Items from an interface collection:
+===+

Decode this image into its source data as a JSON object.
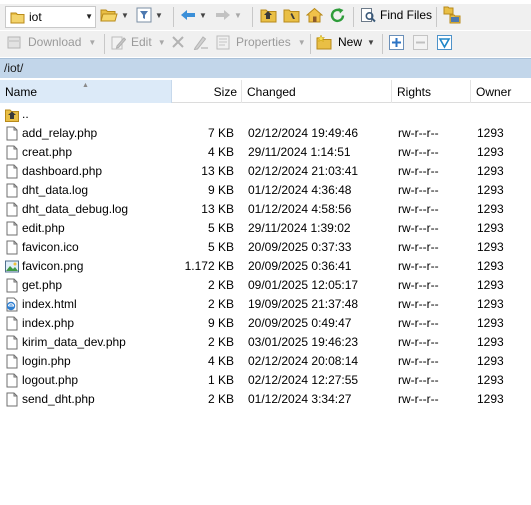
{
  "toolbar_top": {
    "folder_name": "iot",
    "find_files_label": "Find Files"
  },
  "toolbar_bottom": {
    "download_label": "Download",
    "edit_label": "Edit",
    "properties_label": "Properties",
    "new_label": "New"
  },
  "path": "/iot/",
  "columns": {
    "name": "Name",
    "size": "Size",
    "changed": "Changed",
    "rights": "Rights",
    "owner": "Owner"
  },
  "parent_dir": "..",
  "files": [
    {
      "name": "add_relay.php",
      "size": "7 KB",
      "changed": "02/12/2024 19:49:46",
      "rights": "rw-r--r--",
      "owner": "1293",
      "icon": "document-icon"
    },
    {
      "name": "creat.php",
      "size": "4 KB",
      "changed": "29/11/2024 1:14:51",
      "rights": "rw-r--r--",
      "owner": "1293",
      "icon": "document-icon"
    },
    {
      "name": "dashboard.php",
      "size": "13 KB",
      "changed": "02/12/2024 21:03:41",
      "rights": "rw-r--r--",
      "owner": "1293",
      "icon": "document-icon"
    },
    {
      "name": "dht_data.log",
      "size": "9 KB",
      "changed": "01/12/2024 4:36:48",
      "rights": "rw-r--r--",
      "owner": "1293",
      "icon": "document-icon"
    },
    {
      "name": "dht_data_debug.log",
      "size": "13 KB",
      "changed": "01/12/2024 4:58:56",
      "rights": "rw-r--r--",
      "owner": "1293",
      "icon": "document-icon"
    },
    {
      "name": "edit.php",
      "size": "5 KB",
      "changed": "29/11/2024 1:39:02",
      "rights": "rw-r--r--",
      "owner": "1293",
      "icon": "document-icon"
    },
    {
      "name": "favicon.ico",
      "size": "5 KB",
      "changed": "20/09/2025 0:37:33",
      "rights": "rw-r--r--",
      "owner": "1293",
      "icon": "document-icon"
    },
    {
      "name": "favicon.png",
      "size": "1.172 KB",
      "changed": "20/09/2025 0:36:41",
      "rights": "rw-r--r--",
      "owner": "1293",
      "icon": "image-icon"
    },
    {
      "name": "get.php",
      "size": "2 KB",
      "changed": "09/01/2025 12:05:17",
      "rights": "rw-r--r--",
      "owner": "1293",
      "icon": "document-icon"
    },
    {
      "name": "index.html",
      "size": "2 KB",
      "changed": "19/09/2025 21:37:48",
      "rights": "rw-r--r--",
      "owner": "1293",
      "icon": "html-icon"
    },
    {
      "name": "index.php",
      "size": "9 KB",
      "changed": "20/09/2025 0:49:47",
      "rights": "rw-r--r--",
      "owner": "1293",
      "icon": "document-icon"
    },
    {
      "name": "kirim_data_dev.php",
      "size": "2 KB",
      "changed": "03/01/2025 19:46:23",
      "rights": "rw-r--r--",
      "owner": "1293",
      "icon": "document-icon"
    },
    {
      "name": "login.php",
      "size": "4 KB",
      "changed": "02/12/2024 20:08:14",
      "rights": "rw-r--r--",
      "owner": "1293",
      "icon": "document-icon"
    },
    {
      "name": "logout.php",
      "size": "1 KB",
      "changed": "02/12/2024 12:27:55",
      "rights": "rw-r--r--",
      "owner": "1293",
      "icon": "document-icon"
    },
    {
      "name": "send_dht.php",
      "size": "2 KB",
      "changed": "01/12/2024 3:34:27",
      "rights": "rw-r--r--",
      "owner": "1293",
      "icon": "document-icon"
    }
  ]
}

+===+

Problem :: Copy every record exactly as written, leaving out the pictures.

Response for this exercise ::
Decode this image into its source data as a JSON object.
{
  "toolbar_top": {
    "folder_name": "iot",
    "find_files_label": "Find Files"
  },
  "toolbar_bottom": {
    "download_label": "Download",
    "edit_label": "Edit",
    "properties_label": "Properties",
    "new_label": "New"
  },
  "path": "/iot/",
  "columns": {
    "name": "Name",
    "size": "Size",
    "changed": "Changed",
    "rights": "Rights",
    "owner": "Owner"
  },
  "parent_dir": "..",
  "files": [
    {
      "name": "add_relay.php",
      "size": "7 KB",
      "changed": "02/12/2024 19:49:46",
      "rights": "rw-r--r--",
      "owner": "1293",
      "icon": "document-icon"
    },
    {
      "name": "creat.php",
      "size": "4 KB",
      "changed": "29/11/2024 1:14:51",
      "rights": "rw-r--r--",
      "owner": "1293",
      "icon": "document-icon"
    },
    {
      "name": "dashboard.php",
      "size": "13 KB",
      "changed": "02/12/2024 21:03:41",
      "rights": "rw-r--r--",
      "owner": "1293",
      "icon": "document-icon"
    },
    {
      "name": "dht_data.log",
      "size": "9 KB",
      "changed": "01/12/2024 4:36:48",
      "rights": "rw-r--r--",
      "owner": "1293",
      "icon": "document-icon"
    },
    {
      "name": "dht_data_debug.log",
      "size": "13 KB",
      "changed": "01/12/2024 4:58:56",
      "rights": "rw-r--r--",
      "owner": "1293",
      "icon": "document-icon"
    },
    {
      "name": "edit.php",
      "size": "5 KB",
      "changed": "29/11/2024 1:39:02",
      "rights": "rw-r--r--",
      "owner": "1293",
      "icon": "document-icon"
    },
    {
      "name": "favicon.ico",
      "size": "5 KB",
      "changed": "20/09/2025 0:37:33",
      "rights": "rw-r--r--",
      "owner": "1293",
      "icon": "document-icon"
    },
    {
      "name": "favicon.png",
      "size": "1.172 KB",
      "changed": "20/09/2025 0:36:41",
      "rights": "rw-r--r--",
      "owner": "1293",
      "icon": "image-icon"
    },
    {
      "name": "get.php",
      "size": "2 KB",
      "changed": "09/01/2025 12:05:17",
      "rights": "rw-r--r--",
      "owner": "1293",
      "icon": "document-icon"
    },
    {
      "name": "index.html",
      "size": "2 KB",
      "changed": "19/09/2025 21:37:48",
      "rights": "rw-r--r--",
      "owner": "1293",
      "icon": "html-icon"
    },
    {
      "name": "index.php",
      "size": "9 KB",
      "changed": "20/09/2025 0:49:47",
      "rights": "rw-r--r--",
      "owner": "1293",
      "icon": "document-icon"
    },
    {
      "name": "kirim_data_dev.php",
      "size": "2 KB",
      "changed": "03/01/2025 19:46:23",
      "rights": "rw-r--r--",
      "owner": "1293",
      "icon": "document-icon"
    },
    {
      "name": "login.php",
      "size": "4 KB",
      "changed": "02/12/2024 20:08:14",
      "rights": "rw-r--r--",
      "owner": "1293",
      "icon": "document-icon"
    },
    {
      "name": "logout.php",
      "size": "1 KB",
      "changed": "02/12/2024 12:27:55",
      "rights": "rw-r--r--",
      "owner": "1293",
      "icon": "document-icon"
    },
    {
      "name": "send_dht.php",
      "size": "2 KB",
      "changed": "01/12/2024 3:34:27",
      "rights": "rw-r--r--",
      "owner": "1293",
      "icon": "document-icon"
    }
  ]
}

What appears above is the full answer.